On top of this, Weissbourd points out that survey participants who claimed children are not as kind as they used to be, also ranked kindness fairly low on the list of values to teach them. He says that this is a powerful mixed message.
"I think, historically, the messages kids got were different, as public schools were created to foster ethical character, colleges were meant to foster ethical character, and it was considered a mother's responsibility — not that it should be all on the mother — to make sure kids learned kindness," explains Weissbourd.
He continues: "It's not like caring has now disappeared, but it has become subordinated, it has become secondary."
Noting his own research, Weissbourd says that 80 per cent of children think their parents are more concerned with achievements than whether they cared for others.
"Kids don't perceive that parents prioritise kindness, so part of it is that we need to walk the walk," he says.
The NBC poll also asked participants whether kindness is learned or taught. Interestingly, the results were split - 52 per cent said everyone is born with the ability to be kind, while 47 per cent think that kindness is a quality that has to be developed.

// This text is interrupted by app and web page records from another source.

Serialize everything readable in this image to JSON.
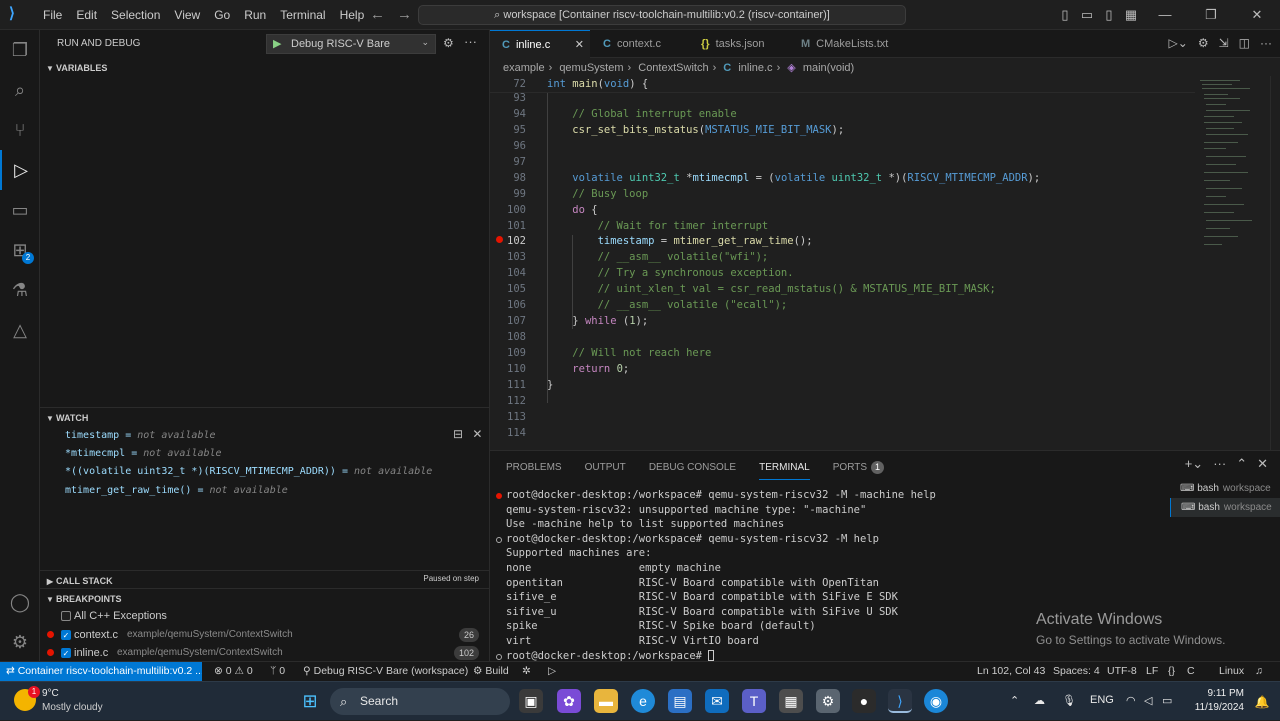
{
  "window": {
    "menus": [
      "File",
      "Edit",
      "Selection",
      "View",
      "Go",
      "Run",
      "Terminal",
      "Help"
    ],
    "command_center": "workspace [Container riscv-toolchain-multilib:v0.2 (riscv-container)]"
  },
  "activity_bar": {
    "items": [
      "explorer-icon",
      "search-icon",
      "source-control-icon",
      "run-debug-icon",
      "remote-explorer-icon",
      "extensions-icon",
      "testing-icon",
      "cmake-icon"
    ],
    "extensions_badge": "2",
    "bottom": [
      "account-icon",
      "manage-gear-icon"
    ]
  },
  "sidebar": {
    "title": "RUN AND DEBUG",
    "config": "Debug RISC-V Bare",
    "variables_header": "VARIABLES",
    "watch_header": "WATCH",
    "watch": [
      {
        "expr": "timestamp",
        "value": "not available"
      },
      {
        "expr": "*mtimecmpl",
        "value": "not available"
      },
      {
        "expr": "*((volatile uint32_t *)(RISCV_MTIMECMP_ADDR))",
        "value": "not available"
      },
      {
        "expr": "mtimer_get_raw_time()",
        "value": "not available"
      }
    ],
    "call_stack_header": "CALL STACK",
    "paused_on": "Paused on step",
    "breakpoints_header": "BREAKPOINTS",
    "breakpoints": [
      {
        "name": "All C++ Exceptions",
        "path": "",
        "count": ""
      },
      {
        "name": "context.c",
        "path": "example/qemuSystem/ContextSwitch",
        "count": "26"
      },
      {
        "name": "inline.c",
        "path": "example/qemuSystem/ContextSwitch",
        "count": "102"
      }
    ]
  },
  "tabs": [
    {
      "icon": "C",
      "label": "inline.c",
      "active": true
    },
    {
      "icon": "C",
      "label": "context.c"
    },
    {
      "icon": "{}",
      "label": "tasks.json"
    },
    {
      "icon": "M",
      "label": "CMakeLists.txt"
    }
  ],
  "breadcrumb": [
    "example",
    "qemuSystem",
    "ContextSwitch",
    "inline.c",
    "main(void)"
  ],
  "code": {
    "sticky_line": "72",
    "lines": [
      {
        "n": "93",
        "text": ""
      },
      {
        "n": "94",
        "text": "    // Global interrupt enable"
      },
      {
        "n": "95",
        "text": "    csr_set_bits_mstatus(MSTATUS_MIE_BIT_MASK);"
      },
      {
        "n": "96",
        "text": ""
      },
      {
        "n": "97",
        "text": ""
      },
      {
        "n": "98",
        "text": "    volatile uint32_t *mtimecmpl = (volatile uint32_t *)(RISCV_MTIMECMP_ADDR);"
      },
      {
        "n": "99",
        "text": "    // Busy loop"
      },
      {
        "n": "100",
        "text": "    do {"
      },
      {
        "n": "101",
        "text": "        // Wait for timer interrupt"
      },
      {
        "n": "102",
        "text": "        timestamp = mtimer_get_raw_time();"
      },
      {
        "n": "103",
        "text": "        // __asm__ volatile(\"wfi\");"
      },
      {
        "n": "104",
        "text": "        // Try a synchronous exception."
      },
      {
        "n": "105",
        "text": "        // uint_xlen_t val = csr_read_mstatus() & MSTATUS_MIE_BIT_MASK;"
      },
      {
        "n": "106",
        "text": "        // __asm__ volatile (\"ecall\");"
      },
      {
        "n": "107",
        "text": "    } while (1);"
      },
      {
        "n": "108",
        "text": ""
      },
      {
        "n": "109",
        "text": "    // Will not reach here"
      },
      {
        "n": "110",
        "text": "    return 0;"
      },
      {
        "n": "111",
        "text": "}"
      },
      {
        "n": "112",
        "text": ""
      },
      {
        "n": "113",
        "text": ""
      },
      {
        "n": "114",
        "text": ""
      }
    ],
    "breakpoint_line": "102"
  },
  "panel": {
    "tabs": [
      "PROBLEMS",
      "OUTPUT",
      "DEBUG CONSOLE",
      "TERMINAL",
      "PORTS"
    ],
    "ports_badge": "1",
    "terminal_lines": [
      "root@docker-desktop:/workspace# qemu-system-riscv32 -M -machine help",
      "qemu-system-riscv32: unsupported machine type: \"-machine\"",
      "Use -machine help to list supported machines",
      "root@docker-desktop:/workspace# qemu-system-riscv32 -M help",
      "Supported machines are:",
      "none                 empty machine",
      "opentitan            RISC-V Board compatible with OpenTitan",
      "sifive_e             RISC-V Board compatible with SiFive E SDK",
      "sifive_u             RISC-V Board compatible with SiFive U SDK",
      "spike                RISC-V Spike board (default)",
      "virt                 RISC-V VirtIO board",
      "root@docker-desktop:/workspace# "
    ],
    "terminals": [
      {
        "name": "bash",
        "ws": "workspace"
      },
      {
        "name": "bash",
        "ws": "workspace"
      }
    ],
    "activate_title": "Activate Windows",
    "activate_sub": "Go to Settings to activate Windows."
  },
  "status": {
    "remote": "Container riscv-toolchain-multilib:v0.2 ...",
    "errors": "0",
    "warnings": "0",
    "ports": "0",
    "debug": "Debug RISC-V Bare (workspace)",
    "build": "Build",
    "position": "Ln 102, Col 43",
    "spaces": "Spaces: 4",
    "encoding": "UTF-8",
    "eol": "LF",
    "lang": "C",
    "os": "Linux"
  },
  "taskbar": {
    "temp": "9°C",
    "weather": "Mostly cloudy",
    "weather_badge": "1",
    "search": "Search",
    "lang": "ENG",
    "time": "9:11 PM",
    "date": "11/19/2024"
  },
  "colors": {
    "accent": "#0078d4",
    "breakpoint": "#e51400"
  }
}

"It's absolutely teachable," Weissbourd says. "And almost everyone is kind to somebody — a good friend, a family member. So the issue is not whether they have the capacity, it's who they are kind to, and [the aim is] expanding that circle of concern and kindness."
If you want to teach your children how to be kinder, Weissbourd suggests the following strategies from the Making Caring Common project.

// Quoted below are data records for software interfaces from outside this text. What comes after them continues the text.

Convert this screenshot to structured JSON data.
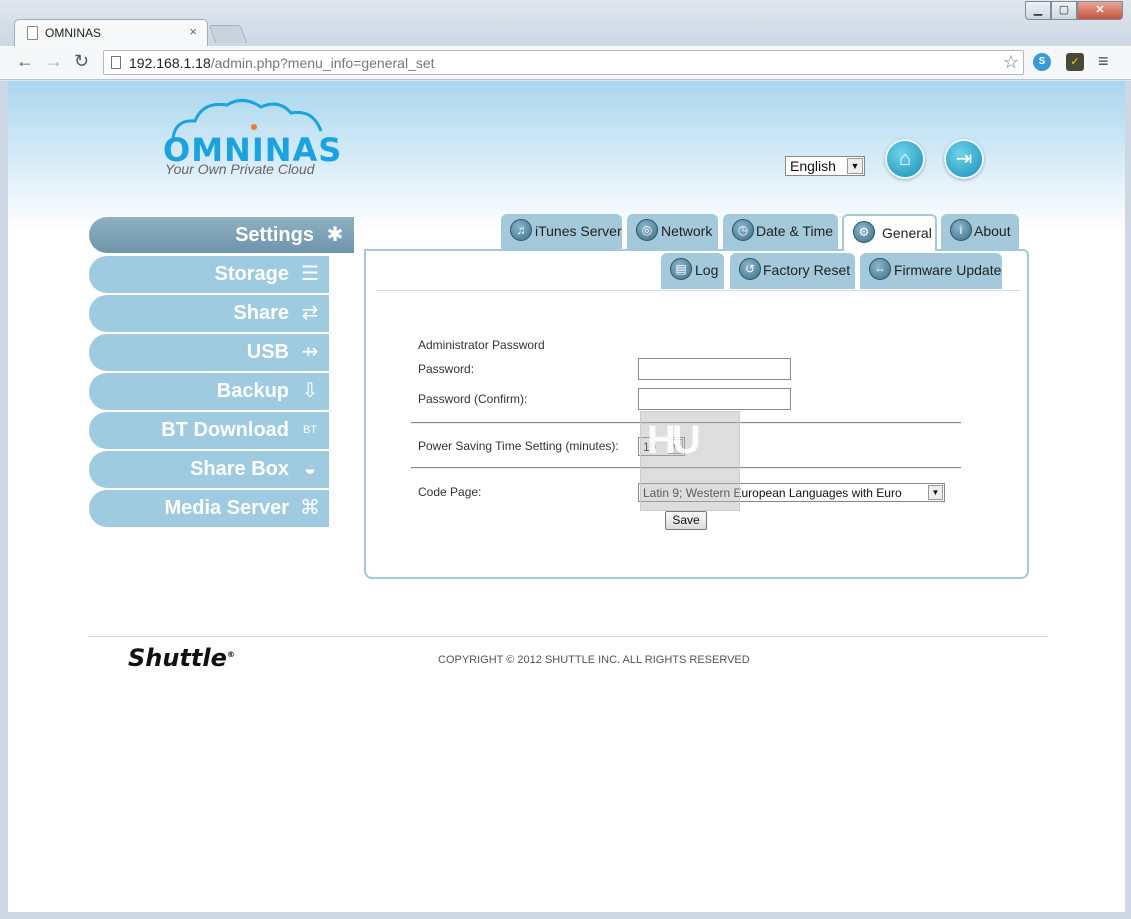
{
  "browser": {
    "tab_title": "OMNINAS",
    "tab_close": "×",
    "url_host": "192.168.1.18",
    "url_path": "/admin.php?menu_info=general_set",
    "win_min": "▁",
    "win_max": "▢",
    "win_close": "✕",
    "back": "←",
    "forward": "→",
    "reload": "↻",
    "star": "☆",
    "menu": "≡"
  },
  "header": {
    "logo_text": "OMNINAS",
    "logo_tagline": "Your Own Private Cloud",
    "language": "English",
    "home_icon": "⌂",
    "logout_icon": "⇥"
  },
  "sidebar": {
    "items": [
      {
        "label": "Settings",
        "icon": "✱"
      },
      {
        "label": "Storage",
        "icon": "☰"
      },
      {
        "label": "Share",
        "icon": "⇄"
      },
      {
        "label": "USB",
        "icon": "⇸"
      },
      {
        "label": "Backup",
        "icon": "⇩"
      },
      {
        "label": "BT Download",
        "icon": "BT"
      },
      {
        "label": "Share Box",
        "icon": "◒"
      },
      {
        "label": "Media Server",
        "icon": "⌘"
      }
    ]
  },
  "tabs": [
    {
      "label": "iTunes Server",
      "icon": "♫"
    },
    {
      "label": "Network",
      "icon": "◎"
    },
    {
      "label": "Date & Time",
      "icon": "◷"
    },
    {
      "label": "General",
      "icon": "⚙"
    },
    {
      "label": "About",
      "icon": "i"
    }
  ],
  "subtabs": [
    {
      "label": "Log",
      "icon": "▤"
    },
    {
      "label": "Factory Reset",
      "icon": "↺"
    },
    {
      "label": "Firmware Update",
      "icon": "⇔"
    }
  ],
  "form": {
    "section_title": "Administrator Password",
    "password_label": "Password:",
    "password_confirm_label": "Password (Confirm):",
    "power_saving_label": "Power Saving Time Setting (minutes):",
    "power_saving_value": "10",
    "code_page_label": "Code Page:",
    "code_page_value": "Latin 9; Western European Languages with Euro",
    "save_label": "Save",
    "dropdown_arrow": "▼"
  },
  "footer": {
    "brand": "Shuttle",
    "brand_mark": "®",
    "copyright": "COPYRIGHT © 2012 SHUTTLE INC. ALL RIGHTS RESERVED"
  }
}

1. Make caring for others a priority
- Instead of saying to your kids: "The most important thing is that you're happy", say "The most important thing is that you're kind".

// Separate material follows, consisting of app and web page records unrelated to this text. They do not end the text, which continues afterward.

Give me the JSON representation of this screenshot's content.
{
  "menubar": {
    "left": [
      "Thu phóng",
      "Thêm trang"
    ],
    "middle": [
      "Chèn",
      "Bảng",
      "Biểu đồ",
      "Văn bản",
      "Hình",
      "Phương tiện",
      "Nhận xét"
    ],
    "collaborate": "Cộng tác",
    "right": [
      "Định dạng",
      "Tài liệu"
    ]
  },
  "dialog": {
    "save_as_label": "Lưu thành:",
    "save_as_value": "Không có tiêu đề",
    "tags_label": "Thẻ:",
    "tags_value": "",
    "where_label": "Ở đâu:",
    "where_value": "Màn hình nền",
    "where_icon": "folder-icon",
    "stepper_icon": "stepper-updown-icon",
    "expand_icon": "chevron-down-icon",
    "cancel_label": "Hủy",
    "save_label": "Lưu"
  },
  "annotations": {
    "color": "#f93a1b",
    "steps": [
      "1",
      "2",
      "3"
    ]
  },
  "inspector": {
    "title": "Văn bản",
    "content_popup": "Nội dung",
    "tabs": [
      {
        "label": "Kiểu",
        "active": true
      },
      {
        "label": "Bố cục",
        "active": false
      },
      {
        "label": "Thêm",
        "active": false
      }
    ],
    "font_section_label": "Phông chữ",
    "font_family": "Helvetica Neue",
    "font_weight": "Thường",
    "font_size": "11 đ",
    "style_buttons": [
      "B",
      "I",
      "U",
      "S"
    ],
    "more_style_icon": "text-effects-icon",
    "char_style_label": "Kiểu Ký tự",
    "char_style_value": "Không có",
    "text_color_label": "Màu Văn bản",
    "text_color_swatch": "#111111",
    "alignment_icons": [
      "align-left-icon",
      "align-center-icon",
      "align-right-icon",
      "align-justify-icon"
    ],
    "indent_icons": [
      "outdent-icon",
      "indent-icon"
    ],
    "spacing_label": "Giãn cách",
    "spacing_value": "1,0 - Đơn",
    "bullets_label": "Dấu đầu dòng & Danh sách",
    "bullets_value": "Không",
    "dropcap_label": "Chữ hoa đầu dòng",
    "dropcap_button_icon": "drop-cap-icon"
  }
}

- Make sure that your older children always address others respectfully, even when they're tired, distracted, or angry.
- Emphasise caring when you interact with other key adults in your children's lives. For example, ask teachers whether your children are good community members at school.
2. Provide opportunities for children to practice caring and gratitude
- Don't reward your child for every act of helpfulness, such as clearing the dinner table. We should expect our kids to help around the house, with siblings, and with neighbours and only reward uncommon acts of kindness.
- Talk to your child about caring and uncaring acts they see on television and about acts of justice and injustice they might witness or hear about in the news.
- Make gratitude a daily ritual at dinnertime, bedtime, in the car, or on the subway. Express thanks for those who contribute to us and others in large and small ways.
3. Expand your child's circle of concern
- Make sure your children are friendly and grateful with all the people in their daily lives, such as a bus driver or a waitress.
- Encourage children to care for those who are vulnerable. Give children some simple ideas for stepping into the "caring and courage zone", like comforting a classmate who was teased.
- Use a newspaper or TV story to encourage your child to think about hardships faced by children in another country.
4. Be a strong moral role model and mentor
- Model caring for others by doing community service at least once a month. Even better, do this service with your child.
- Give your child an ethical dilemma at dinner or ask your child about dilemmas they've faced.